2. Electrical: Rule number one: Never underestimate the power of electricity! If you’ve never wired up a house or looked in your walls before, you might not know that electricians use a whole mess of colored wires to make sure that they connect everything the right way. Black, white, red, yellow and blue stripe, orange, green, green and yellow stripe, gray, and brown – even if you aren’t colorblind, the sheer number of possible color combinations can be confusing and dangerous if wired incorrectly. Not only that, but electrical codes for housing can be a real doozy, and making repairs the wrong way can create a heap of problems in the future when you try to sell your home. That’s not to say that you can’t replace a light switch or ceiling fan, but anything more than that should be left to the experts.
3. Plumbing: Plumbing errors can’t burn your house down the way electrical errors can, but they can certainly do as much damage. The thing about water is that it will find a way out if there’s one available. You can probably successfully change out a faucet or toilet, but for anything beyond that, consider calling a plumber.
4. House Leveling/Foundation Repair: This one should be self-explanatory, but it’s worth mentioning. If you notice cracks in your ceilings, sagging walls, or doors that won’t close correctly, you probably have something wrong with your foundation. Since you can’t just pick up the low corner of your house and stick a few books underneath it to even things out, you should definitely call a professional. They will know how to lift and lower the parts of your home that need straightening without doing any additional damage to your house.
5. Roofing: Roofs are exceptionally tricky to DIY because they aren’t a flat work surface. If your house’s roof is more than a 20-degree angle, you should definitely hire a professional. They will have Personal Protective Equipment (PPE) and know-how to keep them safely working on your roof, no matter what the angle. They also have the experience to completely patch or replace parts of your roof so that you don’t run the risk of water damage in the future.
6. Removing Walls: You probably see this scenario played out all the time on those home renovation shows: the homeowners don’t like the wall dividing their kitchen and dining room, so they knock it down using rudimentary tools and sledgehammers without any repercussions. In reality, you are putting yourself and your home at risk if you attempt to do this yourself. Some walls are called “load-bearing walls,” which means that they distribute the weight of the house, ceiling, and roof across more surface area. If you unintentionally knock out a load-bearing wall, you could face some serious structural disasters down the line – not to mention the possibility of running into or damaging unforeseen electrical, plumbing, or HVAC materials that are nestled in the walls.
7. Natural Gas: Natural gas is another home feature that you just shouldn’t mess with. The possibility of making a mistake and exposing your family to deadly carbon monoxide gas is too high to warrant saving a little money by doing the work yourself.
If you choose to DIY some of the above projects, I’m not saying that you’re doomed to failure. All I’m saying is that the seven areas of home improvement listed above are notoriously tricky to do well and often have catastrophic effects if done incorrectly. If you need significant work in any of those areas, it’s usually a better idea to call in the experts.

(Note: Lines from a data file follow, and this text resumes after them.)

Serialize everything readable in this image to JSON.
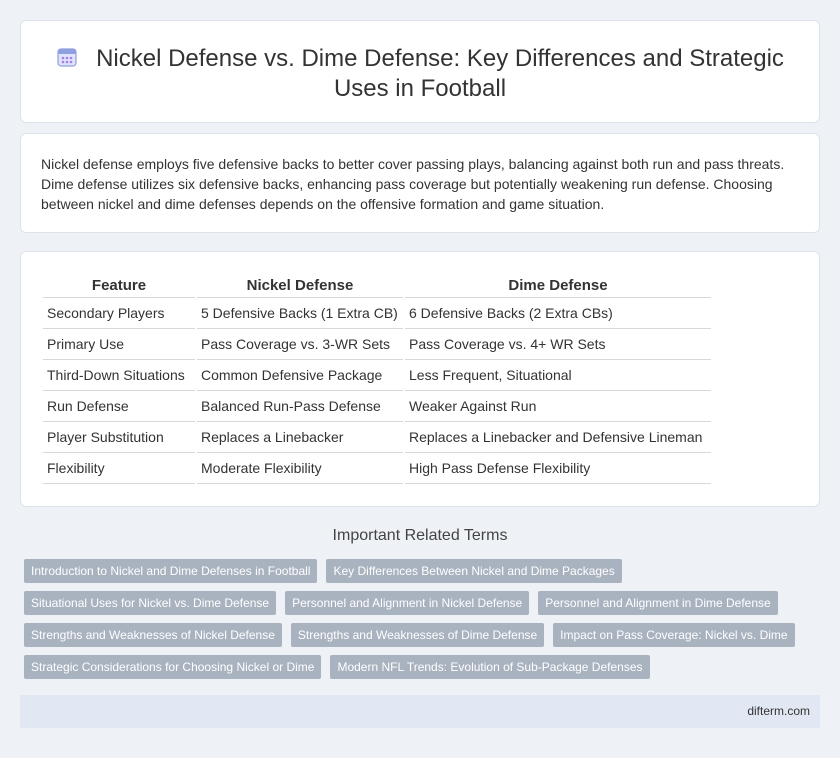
{
  "title": {
    "line1": "Nickel Defense vs. Dime Defense: Key Differences and Strategic",
    "line2": "Uses in Football",
    "icon": "calendar-icon"
  },
  "summary": "Nickel defense employs five defensive backs to better cover passing plays, balancing against both run and pass threats. Dime defense utilizes six defensive backs, enhancing pass coverage but potentially weakening run defense. Choosing between nickel and dime defenses depends on the offensive formation and game situation.",
  "table": {
    "headers": [
      "Feature",
      "Nickel Defense",
      "Dime Defense"
    ],
    "rows": [
      [
        "Secondary Players",
        "5 Defensive Backs (1 Extra CB)",
        "6 Defensive Backs (2 Extra CBs)"
      ],
      [
        "Primary Use",
        "Pass Coverage vs. 3-WR Sets",
        "Pass Coverage vs. 4+ WR Sets"
      ],
      [
        "Third-Down Situations",
        "Common Defensive Package",
        "Less Frequent, Situational"
      ],
      [
        "Run Defense",
        "Balanced Run-Pass Defense",
        "Weaker Against Run"
      ],
      [
        "Player Substitution",
        "Replaces a Linebacker",
        "Replaces a Linebacker and Defensive Lineman"
      ],
      [
        "Flexibility",
        "Moderate Flexibility",
        "High Pass Defense Flexibility"
      ]
    ]
  },
  "related": {
    "title": "Important Related Terms",
    "rows": [
      [
        "Introduction to Nickel and Dime Defenses in Football",
        "Key Differences Between Nickel and Dime Packages"
      ],
      [
        "Situational Uses for Nickel vs. Dime Defense",
        "Personnel and Alignment in Nickel Defense",
        "Personnel and Alignment in Dime Defense"
      ],
      [
        "Strengths and Weaknesses of Nickel Defense",
        "Strengths and Weaknesses of Dime Defense",
        "Impact on Pass Coverage: Nickel vs. Dime"
      ],
      [
        "Strategic Considerations for Choosing Nickel or Dime",
        "Modern NFL Trends: Evolution of Sub-Package Defenses"
      ]
    ]
  },
  "footer": "difterm.com",
  "colors": {
    "background": "#eef2f7",
    "tag": "#a9b3bf",
    "footer": "#e1e8f3",
    "icon": "#7b8fd6"
  }
}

Most homeowners are doing minor repairs as we are in a do-it-yourself age where the internet has all the answers on how to repair a bookshelf to car repairs. While many of the home projects and repairs are easy and safe to DIY, some things should be handled by professionals. Here are 7 home repairs best left to the pros.